## Excerpted records:

···

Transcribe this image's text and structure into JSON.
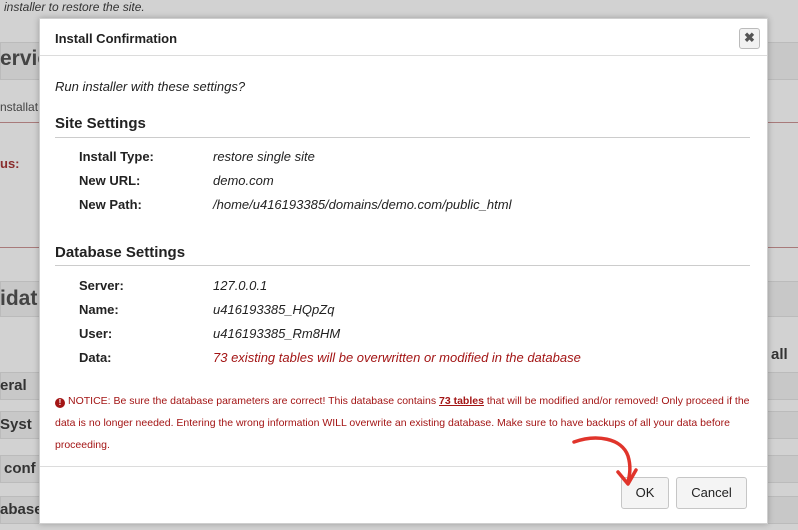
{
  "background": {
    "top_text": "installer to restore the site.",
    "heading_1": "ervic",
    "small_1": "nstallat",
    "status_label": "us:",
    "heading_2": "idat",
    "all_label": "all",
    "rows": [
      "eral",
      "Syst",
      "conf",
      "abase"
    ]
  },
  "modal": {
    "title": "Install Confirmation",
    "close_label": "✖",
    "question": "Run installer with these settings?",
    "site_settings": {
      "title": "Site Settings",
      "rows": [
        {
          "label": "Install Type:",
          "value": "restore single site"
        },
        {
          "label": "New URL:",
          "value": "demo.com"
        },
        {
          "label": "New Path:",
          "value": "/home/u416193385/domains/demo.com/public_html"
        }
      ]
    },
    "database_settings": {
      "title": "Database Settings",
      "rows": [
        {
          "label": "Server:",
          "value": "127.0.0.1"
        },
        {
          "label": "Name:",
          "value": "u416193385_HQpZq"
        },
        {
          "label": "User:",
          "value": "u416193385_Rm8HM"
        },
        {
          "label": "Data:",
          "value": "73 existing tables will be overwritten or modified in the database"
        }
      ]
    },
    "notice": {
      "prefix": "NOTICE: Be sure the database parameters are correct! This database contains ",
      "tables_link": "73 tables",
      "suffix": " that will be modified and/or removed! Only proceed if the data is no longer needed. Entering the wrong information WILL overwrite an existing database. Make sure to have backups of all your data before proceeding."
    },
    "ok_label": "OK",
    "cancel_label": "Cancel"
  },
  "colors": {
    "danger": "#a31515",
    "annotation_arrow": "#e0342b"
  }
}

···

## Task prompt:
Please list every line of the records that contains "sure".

## Answer to this problem:
      "prefix": "NOTICE: Be sure the database parameters are correct! This database contains ",
      "suffix": " that will be modified and/or removed! Only proceed if the data is no longer needed. Entering the wrong information WILL overwrite an existing database. Make sure to have backups of all your data before proceeding."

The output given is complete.